Police violence cases are almost always dropped, a new study says. Mostly because the officers could not be identified.
Brought down by water cannon – police violence takes many forms Photo: dpa/Sebastien Salom-Gomis
For the police, the use of force is exempt from punishment under certain conditions. This includes proportionality: officers are obliged to choose the least effective means. Anyone who uses force beyond that is liable to prosecution. But this crime is hardly prosecuted in Germany. The extent of police violence is also unknown.
A new study now concludes that the dark field is "at least five times as large as the bright field." The interim report is based on 3,375 reports from victims in communities of all sizes, from villages to large cities with over 500,000 inhabitants.

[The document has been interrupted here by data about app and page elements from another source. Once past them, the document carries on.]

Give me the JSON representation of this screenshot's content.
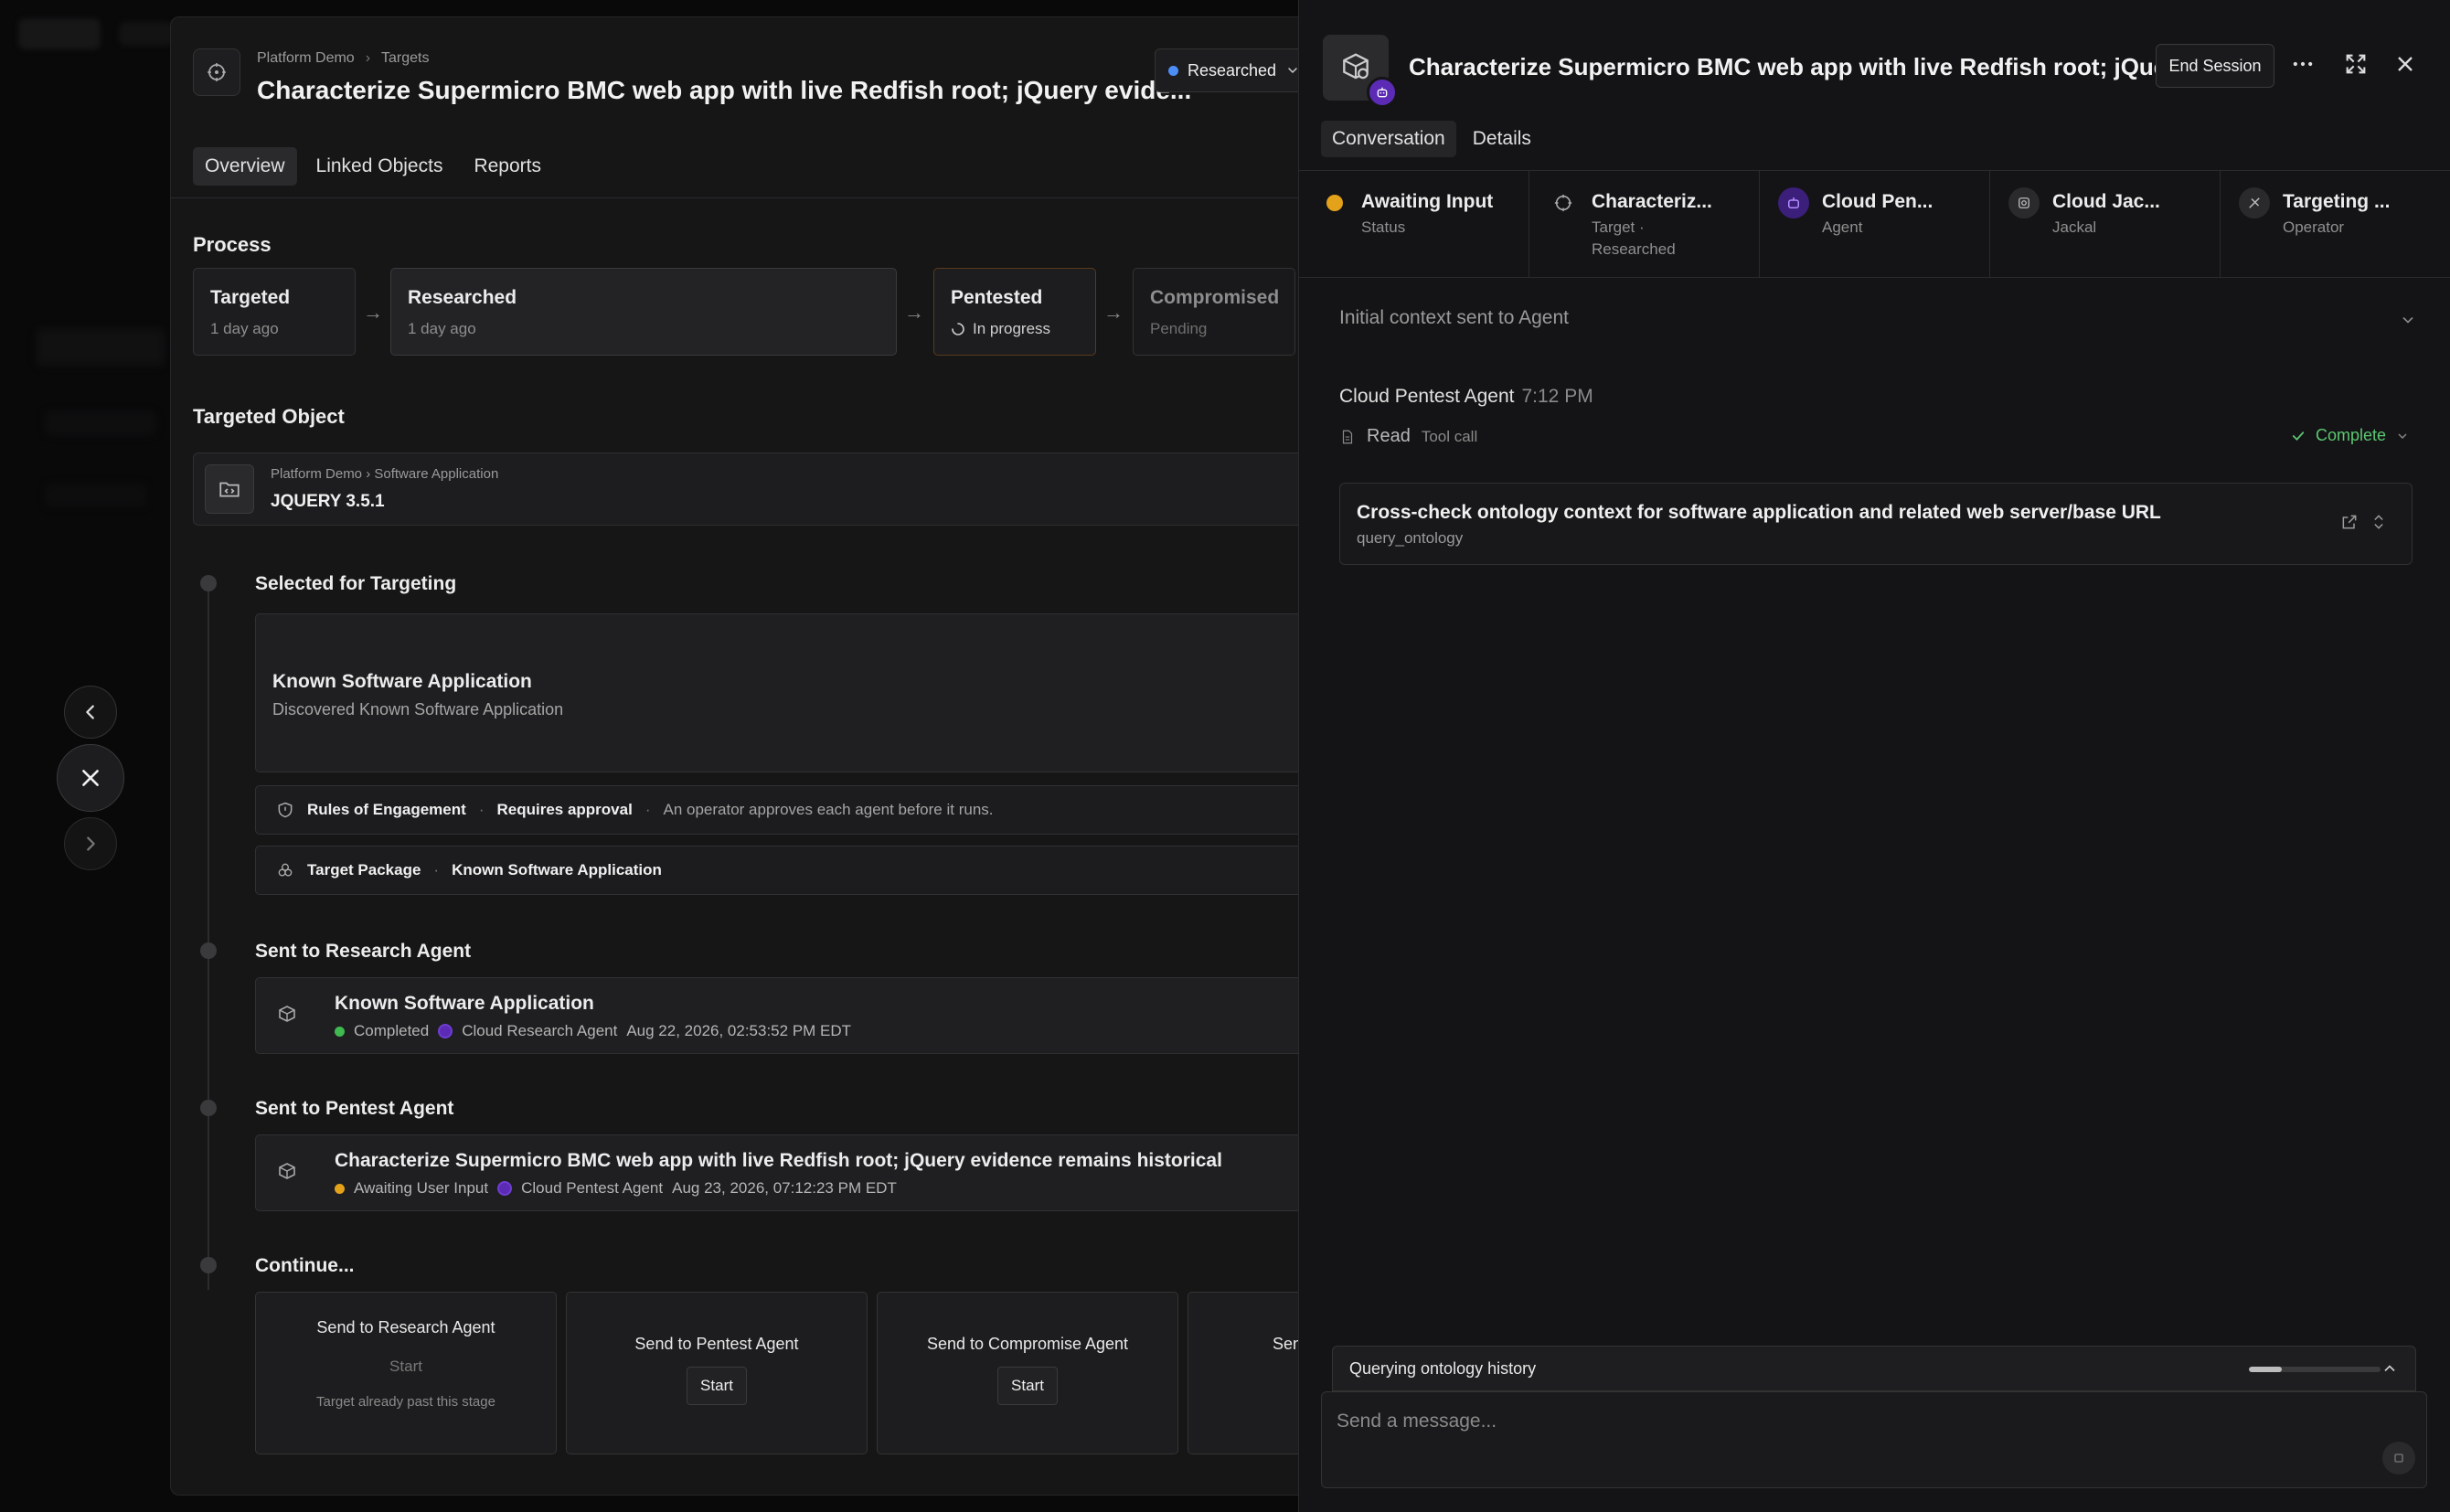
{
  "left": {
    "breadcrumb": [
      "Platform Demo",
      "Targets"
    ],
    "title": "Characterize Supermicro BMC web app with live Redfish root; jQuery evide...",
    "status": {
      "label": "Researched",
      "color": "#4c8df6"
    },
    "tabs": [
      {
        "label": "Overview"
      },
      {
        "label": "Linked Objects"
      },
      {
        "label": "Reports"
      }
    ],
    "process": {
      "heading": "Process",
      "stages": [
        {
          "title": "Targeted",
          "sub": "1 day ago"
        },
        {
          "title": "Researched",
          "sub": "1 day ago"
        },
        {
          "title": "Pentested",
          "sub": "In progress"
        },
        {
          "title": "Compromised",
          "sub": "Pending"
        }
      ]
    },
    "targeted_object": {
      "heading": "Targeted Object",
      "crumb": [
        "Platform Demo",
        "Software Application"
      ],
      "name": "JQUERY 3.5.1"
    },
    "timeline": {
      "selected": {
        "heading": "Selected for Targeting",
        "card_title": "Known Software Application",
        "card_sub": "Discovered Known Software Application",
        "roe_label": "Rules of Engagement",
        "roe_value": "Requires approval",
        "roe_desc": "An operator approves each agent before it runs.",
        "pkg_label": "Target Package",
        "pkg_value": "Known Software Application"
      },
      "research": {
        "heading": "Sent to Research Agent",
        "title": "Known Software Application",
        "status": "Completed",
        "status_color": "#3fb950",
        "agent": "Cloud Research Agent",
        "time": "Aug 22, 2026, 02:53:52 PM EDT"
      },
      "pentest": {
        "heading": "Sent to Pentest Agent",
        "title": "Characterize Supermicro BMC web app with live Redfish root; jQuery evidence remains historical",
        "status": "Awaiting User Input",
        "status_color": "#e3a21a",
        "agent": "Cloud Pentest Agent",
        "time": "Aug 23, 2026, 07:12:23 PM EDT"
      },
      "continue": {
        "heading": "Continue...",
        "cards": [
          {
            "title": "Send to Research Agent",
            "button": "Start",
            "note": "Target already past this stage"
          },
          {
            "title": "Send to Pentest Agent",
            "button": "Start"
          },
          {
            "title": "Send to Compromise Agent",
            "button": "Start"
          },
          {
            "title": "Sen"
          }
        ]
      }
    }
  },
  "right": {
    "title": "Characterize Supermicro BMC web app with live Redfish root; jQuer...",
    "end_session": "End Session",
    "tabs": [
      {
        "label": "Conversation"
      },
      {
        "label": "Details"
      }
    ],
    "info": [
      {
        "a": "Awaiting Input",
        "b": "Status",
        "icon": "status-dot-icon",
        "color": "#e3a21a"
      },
      {
        "a": "Characteriz...",
        "b": "Target ·",
        "b2": "Researched",
        "icon": "target-icon"
      },
      {
        "a": "Cloud Pen...",
        "b": "Agent",
        "icon": "robot-icon"
      },
      {
        "a": "Cloud Jac...",
        "b": "Jackal",
        "icon": "jackal-icon"
      },
      {
        "a": "Targeting ...",
        "b": "Operator",
        "icon": "operator-icon"
      }
    ],
    "context_label": "Initial context sent to Agent",
    "message": {
      "sender": "Cloud Pentest Agent",
      "time": "7:12 PM",
      "tool": "Read",
      "tool_type": "Tool call",
      "status": "Complete",
      "query_title": "Cross-check ontology context for software application and related web server/base URL",
      "query_fn": "query_ontology"
    },
    "querying": {
      "label": "Querying ontology history",
      "progress": 0.25
    },
    "input_placeholder": "Send a message..."
  }
}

It is the largest study of police violence in the German-speaking world to date: Since 2018, the research project "Assault by Police Officers", led by criminology professor Tobias Singelnstein at Ruhr-Universitat Bochum (RUB), has been investigating physical violence by police officers, which those affected rate as disproportionate.
It was already known that more than 2,000 complaints are filed against police officers every year. While public prosecutors bring charges in an average of about 20 percent of all investigations, the situation is different here: Less than 2 percent of complaints result in an indictment. Less than 1 percent end in a conviction.
The RUB study now examines the situations in which perceived police violence occurs and what consequences it has for those affected. Furthermore, it is a question of why charges are usually not filed and public prosecutors drop almost all proceedings. The respondents took part online: They are predominantly male, on average 26 years old at the time of the incident and highly educated (technical or university entrance qualification). 16 percent have an immigrant background.
As the selection of respondents was not random, the sample is not representative. Nevertheless, conclusions could be drawn for the overall situation, the authors write. "The respondents described a wide variety of situations […] Against this background, it can be assumed that unlawful police violence can in principle occur in all operational situations."
Three situations were mentioned particularly frequently by respondents: demonstrations and political actions (55 percent), soccer matches and other major events (25 percent), and operations outside of major events (20 percent), such as traffic controls. A significant proportion of those surveyed had initially been uninvolved and had only observed the police action.
About one-third of those affected said they could see no reason why police actions were directed against them in the first place. More than half reported rapid escalation: that less than two minutes passed between the first contact and the use of force.
Feelings of powerlessness
Mild to moderate injuries, such as bruises and bruises, dominate the physical consequences. Just under 20 percent of respondents said they had suffered serious injuries, such as broken bones, severe head injuries and internal injuries. Some report permanent damage (4 percent).
More than 80 percent report psychological consequences, especially "anger, fear or discomfort at the sight of the police." Over half say they avoid similar situations. Affected people also report greater jumpiness, irritability, sleep disturbances and joylessness. About one-third would have sought medical help due to physical consequences, and just under 10 percent report psychological help.
Only 9 percent filed a complaint. Many of them say they wanted to prevent further cases of unlawful violence. Those affected who did not report it, on the other hand, justified it with the feeling that they had no chance anyway. "Many cite fear of a counter-report, the feeling that no one will believe them, and the non-identifiability of the officers," Singelnstein tells the taz.
Tobias Singelnstein, criminologist
"It could be solved simply, by compulsory identification. Across the board, not just in some federal states"
In fact, prosecutors would have dropped almost all completed cases of those affected without charges (93 percent). Common reason here, too: Non-identifiability. Singelnstein says he did not expect this to be such a central problem. But: "It could easily be solved by making identification compulsory. Nationwide, not just in some states."
Also, he says, there needs to be a separate body to which those affected can turn. "The police will have such problems as long as the use of force is part of its tasks. It is an institution with over 200,000 people: Of course there are officers* who abuse their authority for mistreatment. The main question is how the police deal with this problem." The research project also works with police officers and is planned to run until 2020.